Annie Block | June 01, 2010 |0 Comments
Residents of the mixed-use Lofts at Cherokee Studios, Los Angeles, may sense music in the air. First off, the Hollywood site used to be home to that Cherokee Studios, the one where Frank Sinatra and the Dave Matthews Band recorded. Second, there's the option of turning a room in each of the 12 apartments into a recording studio. Third, Pugh + Scarpa Architects gave the facade of the five-story, 32,000-square-foot new building a jazzy syncopation with the help of individually operable screens of perforated aluminum.

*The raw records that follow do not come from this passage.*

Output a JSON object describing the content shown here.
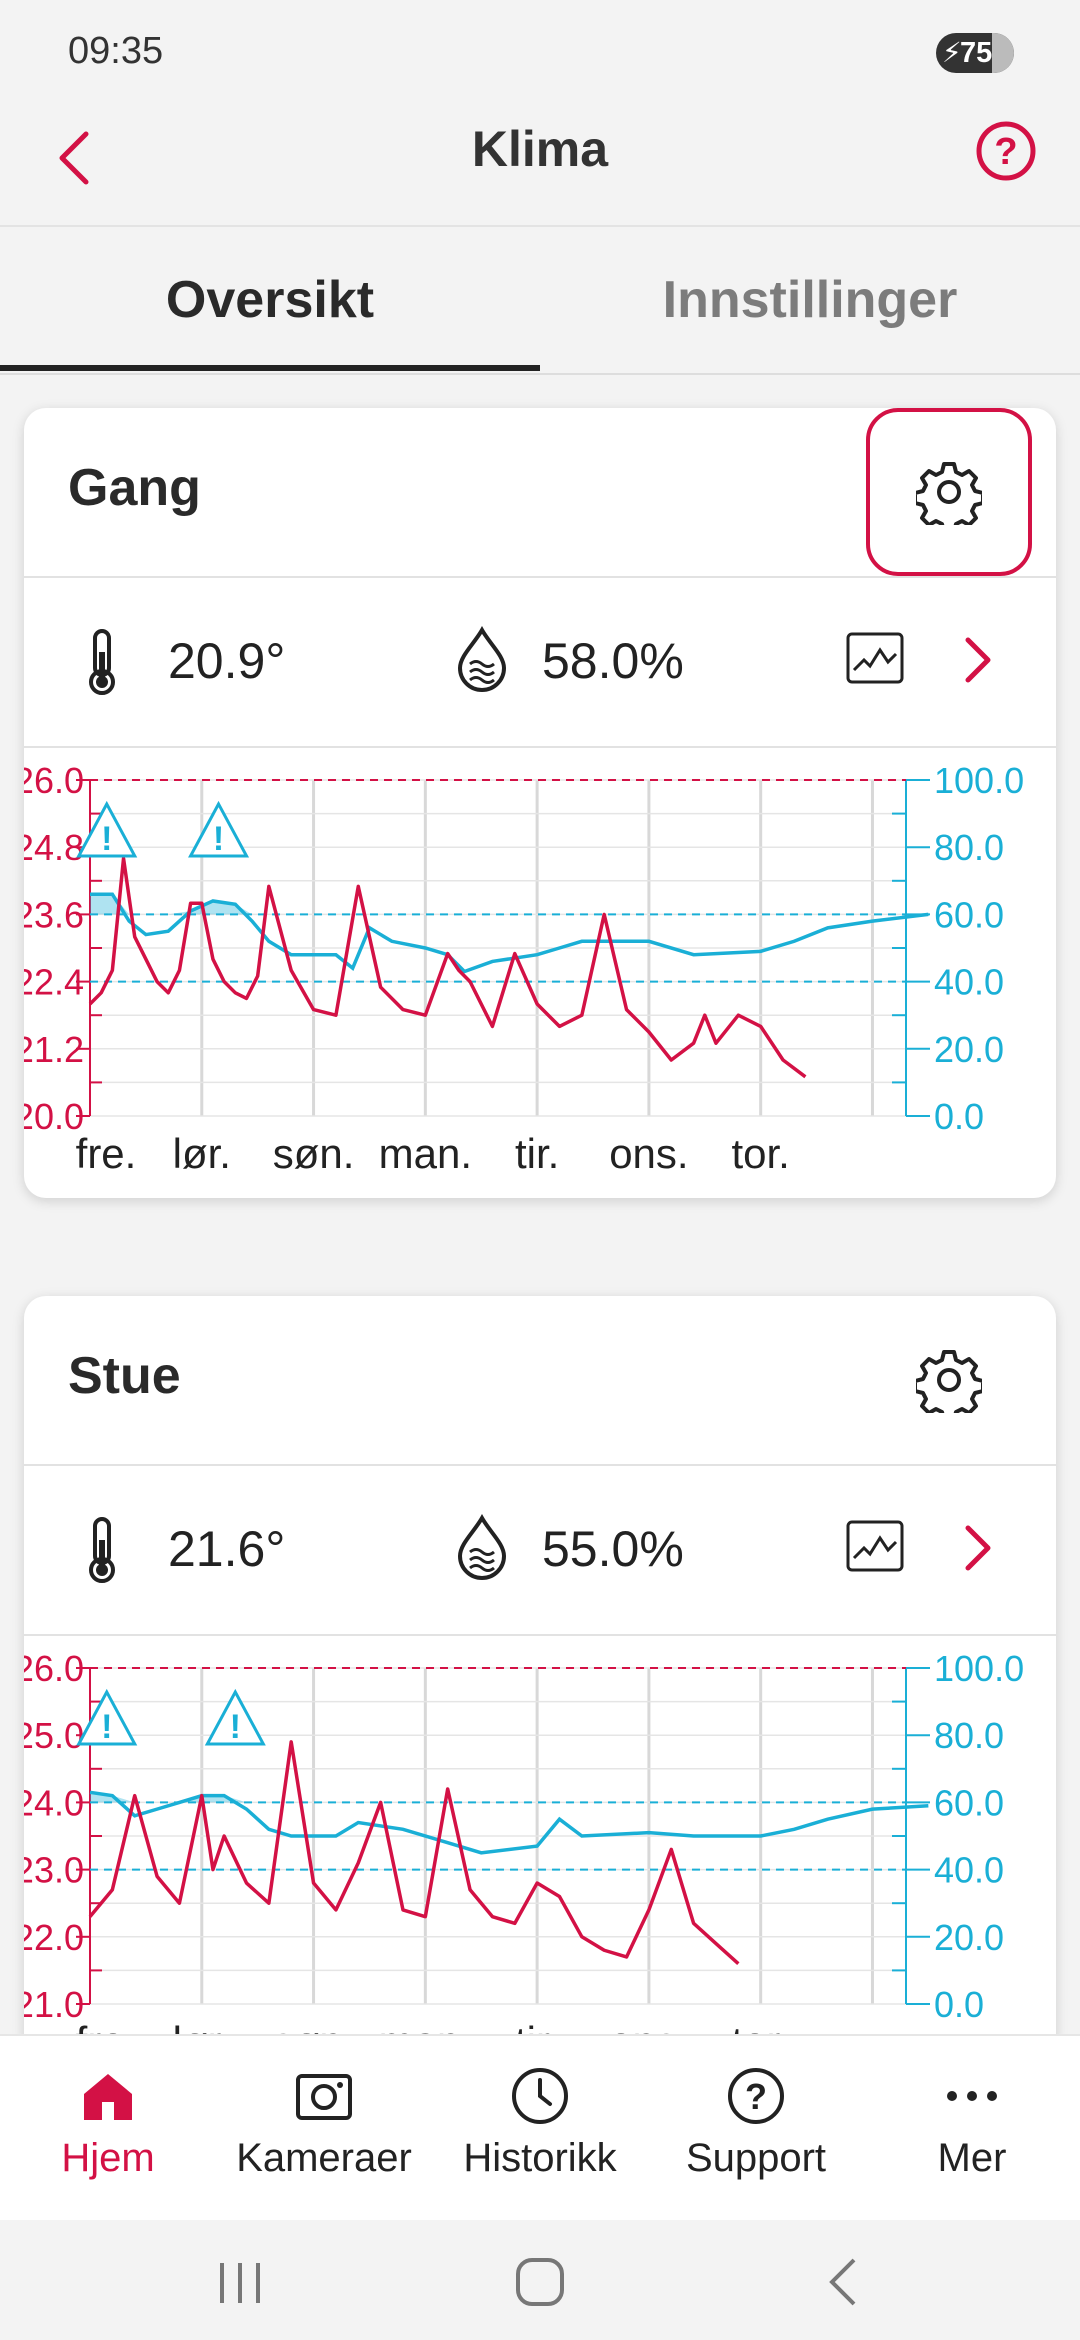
{
  "status": {
    "time": "09:35",
    "battery": "75"
  },
  "header": {
    "title": "Klima"
  },
  "tabs": [
    {
      "label": "Oversikt",
      "active": true
    },
    {
      "label": "Innstillinger",
      "active": false
    }
  ],
  "colors": {
    "accent": "#d31145",
    "temperature": "#d31145",
    "humidity": "#1aafd6"
  },
  "rooms": [
    {
      "name": "Gang",
      "temperature": "20.9°",
      "humidity": "58.0%",
      "gear_highlighted": true,
      "chart_data": {
        "type": "line",
        "categories": [
          "fre.",
          "lør.",
          "søn.",
          "man.",
          "tir.",
          "ons.",
          "tor."
        ],
        "y_left_ticks": [
          "26.0",
          "24.8",
          "23.6",
          "22.4",
          "21.2",
          "20.0"
        ],
        "y_right_ticks": [
          "100.0",
          "80.0",
          "60.0",
          "40.0",
          "20.0",
          "0.0"
        ],
        "ylim_left": [
          20,
          26
        ],
        "ylim_right": [
          0,
          100
        ],
        "thresholds_left": [
          26.0
        ],
        "thresholds_right": [
          60,
          40
        ],
        "warnings": [
          0.15,
          1.15
        ],
        "series": [
          {
            "axis": "left",
            "color": "#d31145",
            "x": [
              0,
              0.1,
              0.2,
              0.3,
              0.4,
              0.5,
              0.6,
              0.7,
              0.8,
              0.9,
              1.0,
              1.1,
              1.2,
              1.3,
              1.4,
              1.5,
              1.6,
              1.8,
              2.0,
              2.2,
              2.4,
              2.6,
              2.8,
              3.0,
              3.2,
              3.3,
              3.4,
              3.6,
              3.8,
              4.0,
              4.2,
              4.4,
              4.6,
              4.8,
              5.0,
              5.2,
              5.4,
              5.5,
              5.6,
              5.8,
              6.0,
              6.2,
              6.4,
              6.6,
              6.8,
              7.0,
              7.2,
              7.4,
              7.5
            ],
            "values": [
              22.0,
              22.2,
              22.6,
              24.6,
              23.2,
              22.8,
              22.4,
              22.2,
              22.6,
              23.8,
              23.8,
              22.8,
              22.4,
              22.2,
              22.1,
              22.5,
              24.1,
              22.6,
              21.9,
              21.8,
              24.1,
              22.3,
              21.9,
              21.8,
              22.9,
              22.6,
              22.4,
              21.6,
              22.9,
              22.0,
              21.6,
              21.8,
              23.6,
              21.9,
              21.5,
              21.0,
              21.3,
              21.8,
              21.3,
              21.8,
              21.6,
              21.0,
              20.7
            ]
          }
        ]
      }
    },
    {
      "name": "Stue",
      "temperature": "21.6°",
      "humidity": "55.0%",
      "gear_highlighted": false,
      "chart_data": {
        "type": "line",
        "categories": [
          "fre.",
          "lør.",
          "søn.",
          "man.",
          "tir.",
          "ons.",
          "tor."
        ],
        "y_left_ticks": [
          "26.0",
          "25.0",
          "24.0",
          "23.0",
          "22.0",
          "21.0"
        ],
        "y_right_ticks": [
          "100.0",
          "80.0",
          "60.0",
          "40.0",
          "20.0",
          "0.0"
        ],
        "ylim_left": [
          21,
          26
        ],
        "ylim_right": [
          0,
          100
        ],
        "thresholds_left": [
          26.0
        ],
        "thresholds_right": [
          60,
          40
        ],
        "warnings": [
          0.15,
          1.3
        ],
        "series": [
          {
            "axis": "left",
            "color": "#d31145",
            "x": [
              0,
              0.2,
              0.4,
              0.6,
              0.8,
              1.0,
              1.1,
              1.2,
              1.4,
              1.6,
              1.8,
              2.0,
              2.2,
              2.4,
              2.6,
              2.8,
              3.0,
              3.2,
              3.4,
              3.6,
              3.8,
              4.0,
              4.2,
              4.4,
              4.6,
              4.8,
              5.0,
              5.2,
              5.4,
              5.6,
              5.8,
              6.0,
              6.2,
              6.4,
              6.6,
              6.8,
              7.0
            ],
            "values": [
              22.3,
              22.7,
              24.1,
              22.9,
              22.5,
              24.1,
              23.0,
              23.5,
              22.8,
              22.5,
              24.9,
              22.8,
              22.4,
              23.1,
              24.0,
              22.4,
              22.3,
              24.2,
              22.7,
              22.3,
              22.2,
              22.8,
              22.6,
              22.0,
              21.8,
              21.7,
              22.4,
              23.3,
              22.2,
              21.9,
              21.6
            ]
          }
        ]
      }
    }
  ],
  "nav": [
    {
      "label": "Hjem",
      "icon": "home-icon",
      "active": true
    },
    {
      "label": "Kameraer",
      "icon": "camera-icon",
      "active": false
    },
    {
      "label": "Historikk",
      "icon": "history-icon",
      "active": false
    },
    {
      "label": "Support",
      "icon": "support-icon",
      "active": false
    },
    {
      "label": "Mer",
      "icon": "more-icon",
      "active": false
    }
  ]
}
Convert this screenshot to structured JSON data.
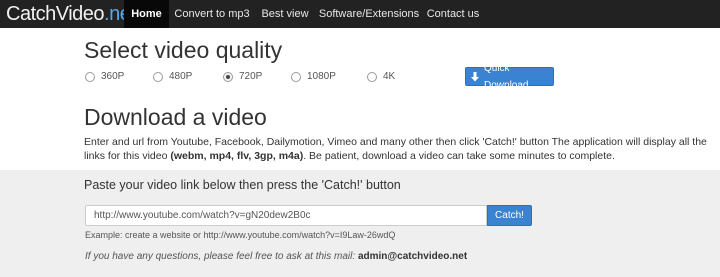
{
  "navbar": {
    "brand_part1": "CatchVideo",
    "brand_part2": ".net",
    "items": [
      {
        "label": "Home"
      },
      {
        "label": "Convert to mp3"
      },
      {
        "label": "Best view"
      },
      {
        "label": "Software/Extensions"
      },
      {
        "label": "Contact us"
      }
    ]
  },
  "quality": {
    "title": "Select video quality",
    "options": [
      {
        "label": "360P",
        "checked": false
      },
      {
        "label": "480P",
        "checked": false
      },
      {
        "label": "720P",
        "checked": true
      },
      {
        "label": "1080P",
        "checked": false
      },
      {
        "label": "4K",
        "checked": false
      }
    ],
    "quick_download_label": "Quick Download"
  },
  "download": {
    "title": "Download a video",
    "desc_part1": "Enter and url from Youtube, Facebook, Dailymotion, Vimeo and many other then click 'Catch!' button The application will display all the links for this video ",
    "desc_formats": "(webm, mp4, flv, 3gp, m4a)",
    "desc_part2": ". Be patient, download a video can take some minutes to complete."
  },
  "paste": {
    "title": "Paste your video link below then press the 'Catch!' button",
    "input_value": "http://www.youtube.com/watch?v=gN20dew2B0c",
    "catch_label": "Catch!",
    "example": "Example: create a website or http://www.youtube.com/watch?v=I9Law-26wdQ",
    "questions_text": "If you have any questions, please feel free to ask at this mail: ",
    "email": "admin@catchvideo.net"
  },
  "colors": {
    "navbar_bg": "#222222",
    "brand_accent": "#5aa6e8",
    "button_primary": "#3a83d3",
    "grey_section": "#efefef"
  }
}
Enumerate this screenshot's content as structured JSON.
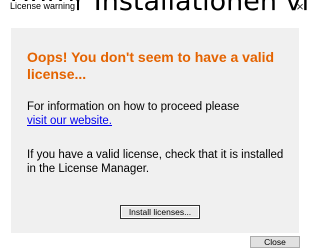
{
  "background": {
    "partial_text": "Unter Installationen vi"
  },
  "window": {
    "title": "License warning",
    "close_glyph": "×"
  },
  "message": {
    "heading": "Oops! You don't seem to have a valid license...",
    "info_text": "For information on how to proceed please",
    "link_text": "visit our website.",
    "license_text": "If you have a valid license, check that it is installed in the License Manager."
  },
  "buttons": {
    "install_label": "Install licenses...",
    "close_label": "Close"
  },
  "colors": {
    "heading": "#e46300",
    "link": "#0000ee",
    "panel": "#f0f0f0"
  }
}
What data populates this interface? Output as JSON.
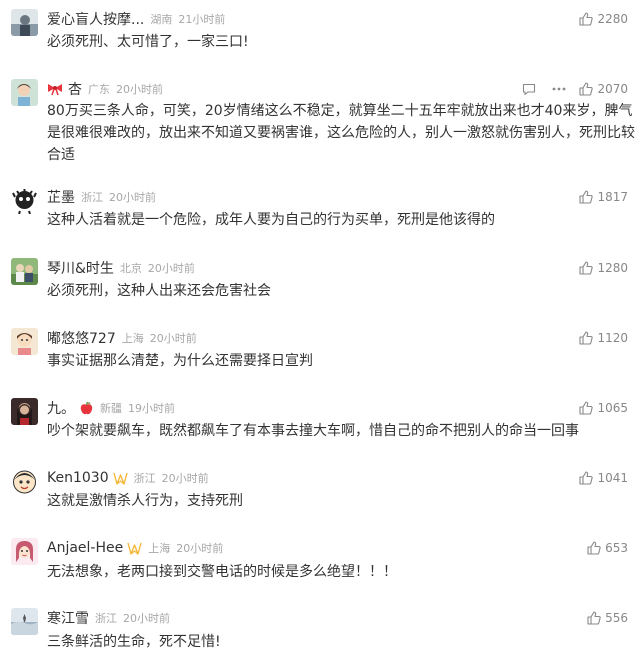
{
  "comments": [
    {
      "username": "爱心盲人按摩...",
      "location": "湖南",
      "time": "21小时前",
      "text": "必须死刑、太可惜了，一家三口!",
      "likes": "2280"
    },
    {
      "username": "杏",
      "location": "广东",
      "time": "20小时前",
      "text_lines": [
        "80万买三条人命，可笑，20岁情绪这么不稳定，就算坐二十五年牢就放出来也才40来岁，脾气",
        "是很难很难改的，放出来不知道又要祸害谁，这么危险的人，别人一激怒就伤害别人，死刑比较",
        "合适"
      ],
      "likes": "2070"
    },
    {
      "username": "芷墨",
      "location": "浙江",
      "time": "20小时前",
      "text": "这种人活着就是一个危险，成年人要为自己的行为买单，死刑是他该得的",
      "likes": "1817"
    },
    {
      "username": "琴川&时生",
      "location": "北京",
      "time": "20小时前",
      "text": "必须死刑，这种人出来还会危害社会",
      "likes": "1280"
    },
    {
      "username": "嘟悠悠727",
      "location": "上海",
      "time": "20小时前",
      "text": "事实证据那么清楚，为什么还需要择日宣判",
      "likes": "1120"
    },
    {
      "username": "九。",
      "location": "新疆",
      "time": "19小时前",
      "text": "吵个架就要飙车，既然都飙车了有本事去撞大车啊，惜自己的命不把别人的命当一回事",
      "likes": "1065"
    },
    {
      "username": "Ken1030",
      "location": "浙江",
      "time": "20小时前",
      "text": "这就是激情杀人行为，支持死刑",
      "likes": "1041"
    },
    {
      "username": "Anjael-Hee",
      "location": "上海",
      "time": "20小时前",
      "text": "无法想象，老两口接到交警电话的时候是多么绝望！！！",
      "likes": "653"
    },
    {
      "username": "寒江雪",
      "location": "浙江",
      "time": "20小时前",
      "text": "三条鲜活的生命，死不足惜!",
      "likes": "556"
    }
  ],
  "colors": {
    "text": "#333333",
    "meta": "#a7a7a7",
    "likes": "#888888",
    "badge_gold": "#f5b83b",
    "badge_red": "#e8343c"
  }
}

Crooners and rockers aside, what Cherokee is first and foremost is environmentally conscious. No green stone has been left unturned. The aforementioned screens provide shade while allowing breezes to pass through. There's a green roof, a photovoltaic panel system, and an electric-car charging port for each of the apartments. Inside the units, which range from 1,000 to 2,000 square feet, all paint and finishes are zero-VOC, appliances are Energy Star-rated, toilets are low-flow, and woods are certified by the Forest Stewardship Council. Plus, the dark walnut paneling from Sinatra's studio has reappeared in the lobby. Sounds like Pugh + Scarpa is going platinum, LEED Platinum.